● **Work to be completed**: Copy the whole listing verbatim.

● **Dataset records**:
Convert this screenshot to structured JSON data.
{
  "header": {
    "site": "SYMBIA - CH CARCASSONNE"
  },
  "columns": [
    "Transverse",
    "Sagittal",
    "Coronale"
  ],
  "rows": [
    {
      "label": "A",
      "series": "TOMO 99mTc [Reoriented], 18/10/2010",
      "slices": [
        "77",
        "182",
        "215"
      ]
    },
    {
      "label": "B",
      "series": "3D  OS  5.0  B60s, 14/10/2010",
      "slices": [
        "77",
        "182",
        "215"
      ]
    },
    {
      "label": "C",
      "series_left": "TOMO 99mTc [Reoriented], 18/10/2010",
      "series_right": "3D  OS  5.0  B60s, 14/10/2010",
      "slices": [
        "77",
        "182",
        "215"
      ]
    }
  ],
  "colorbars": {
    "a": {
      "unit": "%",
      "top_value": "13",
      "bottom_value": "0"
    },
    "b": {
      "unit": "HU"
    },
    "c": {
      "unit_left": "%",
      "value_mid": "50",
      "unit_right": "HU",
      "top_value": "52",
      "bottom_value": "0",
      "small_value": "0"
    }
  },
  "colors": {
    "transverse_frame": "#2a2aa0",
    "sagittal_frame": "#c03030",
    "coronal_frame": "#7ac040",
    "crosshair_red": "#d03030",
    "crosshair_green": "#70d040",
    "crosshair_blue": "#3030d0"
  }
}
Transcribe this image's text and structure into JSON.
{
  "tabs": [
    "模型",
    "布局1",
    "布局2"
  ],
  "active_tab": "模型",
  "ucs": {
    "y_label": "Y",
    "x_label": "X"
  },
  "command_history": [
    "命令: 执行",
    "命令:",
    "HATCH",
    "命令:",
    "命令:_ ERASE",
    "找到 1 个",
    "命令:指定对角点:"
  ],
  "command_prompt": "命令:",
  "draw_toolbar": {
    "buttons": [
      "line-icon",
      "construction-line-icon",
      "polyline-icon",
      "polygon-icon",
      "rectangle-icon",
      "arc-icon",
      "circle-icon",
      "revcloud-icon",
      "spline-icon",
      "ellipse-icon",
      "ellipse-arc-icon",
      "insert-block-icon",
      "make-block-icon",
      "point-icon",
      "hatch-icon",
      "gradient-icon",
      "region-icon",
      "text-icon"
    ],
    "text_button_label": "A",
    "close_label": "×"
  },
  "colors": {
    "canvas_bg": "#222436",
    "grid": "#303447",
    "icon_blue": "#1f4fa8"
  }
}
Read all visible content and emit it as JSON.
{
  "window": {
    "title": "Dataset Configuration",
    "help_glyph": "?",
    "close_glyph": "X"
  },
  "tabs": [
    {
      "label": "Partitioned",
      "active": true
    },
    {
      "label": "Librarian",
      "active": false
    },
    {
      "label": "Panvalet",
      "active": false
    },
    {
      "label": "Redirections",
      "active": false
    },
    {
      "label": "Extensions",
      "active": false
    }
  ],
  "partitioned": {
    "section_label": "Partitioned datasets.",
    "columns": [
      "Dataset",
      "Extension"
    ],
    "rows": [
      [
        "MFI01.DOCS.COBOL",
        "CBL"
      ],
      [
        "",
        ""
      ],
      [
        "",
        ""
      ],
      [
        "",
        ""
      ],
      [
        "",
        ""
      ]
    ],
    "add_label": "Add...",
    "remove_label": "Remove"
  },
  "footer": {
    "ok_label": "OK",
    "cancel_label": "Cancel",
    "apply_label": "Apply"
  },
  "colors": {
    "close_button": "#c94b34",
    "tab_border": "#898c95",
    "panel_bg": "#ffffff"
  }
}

● **Expected answer**:
Convert this screenshot to structured JSON data.
{
  "header": {
    "site": "SYMBIA - CH CARCASSONNE"
  },
  "columns": [
    "Transverse",
    "Sagittal",
    "Coronale"
  ],
  "rows": [
    {
      "label": "A",
      "series": "TOMO 99mTc [Reoriented], 18/10/2010",
      "slices": [
        "77",
        "182",
        "215"
      ]
    },
    {
      "label": "B",
      "series": "3D  OS  5.0  B60s, 14/10/2010",
      "slices": [
        "77",
        "182",
        "215"
      ]
    },
    {
      "label": "C",
      "series_left": "TOMO 99mTc [Reoriented], 18/10/2010",
      "series_right": "3D  OS  5.0  B60s, 14/10/2010",
      "slices": [
        "77",
        "182",
        "215"
      ]
    }
  ],
  "colorbars": {
    "a": {
      "unit": "%",
      "top_value": "13",
      "bottom_value": "0"
    },
    "b": {
      "unit": "HU"
    },
    "c": {
      "unit_left": "%",
      "value_mid": "50",
      "unit_right": "HU",
      "top_value": "52",
      "bottom_value": "0",
      "small_value": "0"
    }
  },
  "colors": {
    "transverse_frame": "#2a2aa0",
    "sagittal_frame": "#c03030",
    "coronal_frame": "#7ac040",
    "crosshair_red": "#d03030",
    "crosshair_green": "#70d040",
    "crosshair_blue": "#3030d0"
  }
}
Transcribe this image's text and structure into JSON.
{
  "tabs": [
    "模型",
    "布局1",
    "布局2"
  ],
  "active_tab": "模型",
  "ucs": {
    "y_label": "Y",
    "x_label": "X"
  },
  "command_history": [
    "命令: 执行",
    "命令:",
    "HATCH",
    "命令:",
    "命令:_ ERASE",
    "找到 1 个",
    "命令:指定对角点:"
  ],
  "command_prompt": "命令:",
  "draw_toolbar": {
    "buttons": [
      "line-icon",
      "construction-line-icon",
      "polyline-icon",
      "polygon-icon",
      "rectangle-icon",
      "arc-icon",
      "circle-icon",
      "revcloud-icon",
      "spline-icon",
      "ellipse-icon",
      "ellipse-arc-icon",
      "insert-block-icon",
      "make-block-icon",
      "point-icon",
      "hatch-icon",
      "gradient-icon",
      "region-icon",
      "text-icon"
    ],
    "text_button_label": "A",
    "close_label": "×"
  },
  "colors": {
    "canvas_bg": "#222436",
    "grid": "#303447",
    "icon_blue": "#1f4fa8"
  }
}
Read all visible content and emit it as JSON.
{
  "window": {
    "title": "Dataset Configuration",
    "help_glyph": "?",
    "close_glyph": "X"
  },
  "tabs": [
    {
      "label": "Partitioned",
      "active": true
    },
    {
      "label": "Librarian",
      "active": false
    },
    {
      "label": "Panvalet",
      "active": false
    },
    {
      "label": "Redirections",
      "active": false
    },
    {
      "label": "Extensions",
      "active": false
    }
  ],
  "partitioned": {
    "section_label": "Partitioned datasets.",
    "columns": [
      "Dataset",
      "Extension"
    ],
    "rows": [
      [
        "MFI01.DOCS.COBOL",
        "CBL"
      ],
      [
        "",
        ""
      ],
      [
        "",
        ""
      ],
      [
        "",
        ""
      ],
      [
        "",
        ""
      ]
    ],
    "add_label": "Add...",
    "remove_label": "Remove"
  },
  "footer": {
    "ok_label": "OK",
    "cancel_label": "Cancel",
    "apply_label": "Apply"
  },
  "colors": {
    "close_button": "#c94b34",
    "tab_border": "#898c95",
    "panel_bg": "#ffffff"
  }
}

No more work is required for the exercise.